Copy out each line below containing "kann".

- Opening Delimiter -

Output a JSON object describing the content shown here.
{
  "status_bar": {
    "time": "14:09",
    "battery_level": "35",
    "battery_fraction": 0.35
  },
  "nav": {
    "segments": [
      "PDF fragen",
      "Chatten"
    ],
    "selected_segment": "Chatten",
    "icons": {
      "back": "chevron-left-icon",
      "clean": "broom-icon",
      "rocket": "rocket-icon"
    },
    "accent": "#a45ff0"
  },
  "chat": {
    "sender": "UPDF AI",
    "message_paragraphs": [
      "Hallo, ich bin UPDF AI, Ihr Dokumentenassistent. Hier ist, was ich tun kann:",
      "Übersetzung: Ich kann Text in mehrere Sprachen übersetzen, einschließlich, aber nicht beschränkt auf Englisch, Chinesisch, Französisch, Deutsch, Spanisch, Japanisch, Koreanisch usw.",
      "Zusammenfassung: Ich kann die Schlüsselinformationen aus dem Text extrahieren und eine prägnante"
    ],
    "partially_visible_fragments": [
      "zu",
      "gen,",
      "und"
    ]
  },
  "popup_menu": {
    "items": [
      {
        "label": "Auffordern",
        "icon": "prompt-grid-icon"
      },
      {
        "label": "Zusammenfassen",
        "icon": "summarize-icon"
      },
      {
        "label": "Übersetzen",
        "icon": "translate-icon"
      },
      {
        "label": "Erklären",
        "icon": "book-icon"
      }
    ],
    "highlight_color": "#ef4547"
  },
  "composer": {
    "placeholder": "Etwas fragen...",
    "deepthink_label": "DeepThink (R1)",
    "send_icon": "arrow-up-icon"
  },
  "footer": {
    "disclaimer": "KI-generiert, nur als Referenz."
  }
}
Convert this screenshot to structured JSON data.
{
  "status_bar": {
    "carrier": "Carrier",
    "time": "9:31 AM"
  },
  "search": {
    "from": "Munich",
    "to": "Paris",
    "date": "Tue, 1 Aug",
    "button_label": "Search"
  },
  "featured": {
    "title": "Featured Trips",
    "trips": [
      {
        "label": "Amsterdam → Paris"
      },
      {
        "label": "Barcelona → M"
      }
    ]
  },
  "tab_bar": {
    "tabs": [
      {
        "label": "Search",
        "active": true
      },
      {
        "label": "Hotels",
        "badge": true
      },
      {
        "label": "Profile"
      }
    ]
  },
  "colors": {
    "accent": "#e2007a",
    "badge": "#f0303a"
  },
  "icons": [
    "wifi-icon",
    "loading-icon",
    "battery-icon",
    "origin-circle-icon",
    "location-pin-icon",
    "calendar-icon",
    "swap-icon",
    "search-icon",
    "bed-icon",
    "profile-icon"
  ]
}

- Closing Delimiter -

◆ **EXPECTED ANSWER**:
      "Hallo, ich bin UPDF AI, Ihr Dokumentenassistent. Hier ist, was ich tun kann:",
      "Übersetzung: Ich kann Text in mehrere Sprachen übersetzen, einschließlich, aber nicht beschränkt auf Englisch, Chinesisch, Französisch, Deutsch, Spanisch, Japanisch, Koreanisch usw.",
      "Zusammenfassung: Ich kann die Schlüsselinformationen aus dem Text extrahieren und eine prägnante"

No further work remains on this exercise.